What will be the future of higher ed?
Published 7:15 pm Friday, May 22, 2020
COVID-19 has disrupted almost all aspects of life, including higher education. Colleges moved classes online during the spring semester and some observers believe that this will permanently change higher education. I think this will create new focus on how college creates value.
Online education has existed for years. Arguably though, the willingness of the nation’s most prestigious universities to shift online affirms the quality of online instruction. I would caution about reading too much into any response to this unprecedented pandemic.
Higher education’s predicament becomes much greater if the 2020-21 year ends up online. I will not try to forecast the progression of COVID-19 here, but the California State University system recently announced online classes for fall. An online year would produce an immediate financial crisis and a longer term viability challenge.
Universities take on considerable debt for classrooms, dorms, dining halls, and recreation centers. Tuition may pay for classroom buildings, but room and board payments service the bonds for dorms and dining halls. Similarly, many football schools have financed stadium improvements using revenue from long term television contracts. Universities will almost certainly create a need for a government bailout.
The longer term issue would begin when campuses reopen. Will students return in the new normal? Focusing on college’s value proposition for students helps here.
Most traditional academics believe that online education is low quality, but this may simply reflect our biases. I see student learning styles as more relevant; some students’ can learn readily online. A parallel I think is the large state university versus a smaller college. Some students can succeed with the anonymity of the giant lecture hall; others need a personal connection with professors and classmates.
Why employers value college degrees is also relevant and there are three competing sources here. First and most prominent is human capital. In this view, classes teach skills and knowledge used in jobs. A second explanation is signaling, in which a college degree provides valuable information about a student’s talents even though course content is not used in jobs. Finally we have legal restrictions; laws, primarily licensure, require a person hired for certain jobs to have a specified degree. Online education can most readily supply legally required degrees. When job seekers and employers view the degree as merely checking a legal box, both will want to meet the requirement with minimal cost.

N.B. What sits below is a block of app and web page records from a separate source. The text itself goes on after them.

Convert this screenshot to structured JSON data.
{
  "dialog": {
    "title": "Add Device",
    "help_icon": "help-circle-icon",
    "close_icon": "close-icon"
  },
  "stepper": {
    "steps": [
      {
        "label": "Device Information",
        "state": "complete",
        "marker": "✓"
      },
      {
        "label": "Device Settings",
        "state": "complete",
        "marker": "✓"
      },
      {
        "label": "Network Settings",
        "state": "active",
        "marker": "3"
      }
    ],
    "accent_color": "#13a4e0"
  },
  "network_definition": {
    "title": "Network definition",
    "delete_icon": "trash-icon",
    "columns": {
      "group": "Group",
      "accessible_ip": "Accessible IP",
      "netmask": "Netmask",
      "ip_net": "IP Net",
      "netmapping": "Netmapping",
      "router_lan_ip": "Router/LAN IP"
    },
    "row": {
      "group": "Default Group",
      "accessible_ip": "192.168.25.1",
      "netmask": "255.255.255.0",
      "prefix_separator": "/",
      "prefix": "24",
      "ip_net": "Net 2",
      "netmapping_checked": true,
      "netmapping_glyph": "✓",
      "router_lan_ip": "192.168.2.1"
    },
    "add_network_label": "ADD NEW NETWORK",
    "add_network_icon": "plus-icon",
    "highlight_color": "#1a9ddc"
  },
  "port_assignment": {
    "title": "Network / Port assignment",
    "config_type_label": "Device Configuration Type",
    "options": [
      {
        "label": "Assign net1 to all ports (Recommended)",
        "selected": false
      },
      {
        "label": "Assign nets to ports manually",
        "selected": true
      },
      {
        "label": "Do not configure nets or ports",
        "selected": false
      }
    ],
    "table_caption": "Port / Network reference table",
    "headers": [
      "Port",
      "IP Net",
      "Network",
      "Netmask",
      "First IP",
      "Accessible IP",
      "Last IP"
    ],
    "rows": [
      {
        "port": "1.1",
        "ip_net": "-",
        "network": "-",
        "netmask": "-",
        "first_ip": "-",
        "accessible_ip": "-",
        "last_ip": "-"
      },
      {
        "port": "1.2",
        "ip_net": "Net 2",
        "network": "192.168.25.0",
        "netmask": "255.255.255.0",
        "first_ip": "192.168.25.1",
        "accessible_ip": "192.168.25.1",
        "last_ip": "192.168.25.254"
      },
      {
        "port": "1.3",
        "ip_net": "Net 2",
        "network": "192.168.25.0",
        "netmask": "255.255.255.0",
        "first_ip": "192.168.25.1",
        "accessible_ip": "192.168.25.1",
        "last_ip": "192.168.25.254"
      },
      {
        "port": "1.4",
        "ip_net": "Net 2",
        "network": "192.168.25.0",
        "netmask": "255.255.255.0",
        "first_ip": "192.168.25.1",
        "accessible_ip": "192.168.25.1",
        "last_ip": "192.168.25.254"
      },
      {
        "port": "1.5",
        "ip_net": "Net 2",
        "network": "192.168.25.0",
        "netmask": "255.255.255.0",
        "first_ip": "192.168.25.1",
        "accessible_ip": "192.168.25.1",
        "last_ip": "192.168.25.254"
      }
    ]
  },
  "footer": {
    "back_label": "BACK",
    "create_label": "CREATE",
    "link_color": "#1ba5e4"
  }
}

The signaling function might be the most difficult to replicate online. Education works as a signal when only students possessing certain traits (e.g., the ability to learn challenging material quickly) earn a degree or high grades. Credible signaling requires a level of familiarity only face-to-face interactions have traditionally afforded.
The usefulness of online education for human capital depends on the skill or knowledge. Consider learning to play a musical instrument (something I know only from reading about). Such instruction is usually one-on-one or in very small groups; watching a how-to video by one of the world’s leading musicians does not work well. Music teachers have offered lessons on Zoom during the pandemic; perhaps virtual instruction will prove effective.
Higher education involves valuable experiences outside of the classroom. While this might sound like an apology for parties and football games, for many people, college is a valued part of growing up. People make lifelong friends and often meet their spouses. College is about more than just book learning.
A four year party might seem unnecessary, but life is about more than mere survival. Fine food and elegant dining is not just about efficiently ingesting calories. Clothes for many people are fashion statements. This is normal in a prosperous society; the quality of the journey becomes paramount, not merely getting from A to B.
The economic slump, I think, threatens higher education’s long term viability more than COVID-19. The pandemic may trigger a depression leaving the United States and the world substantially poorer than at the start of 2020. If so, we will be able to afford fewer luxuries, including traditional college.
Daniel Sutter is the Charles G. Koch Professor of Economics with the Manuel H. Johnson Center for Political Economy at Troy University and host of Econversations on TrojanVision. The opinions expressed in this column are the author’s and do not necessarily reflect the views of Troy University.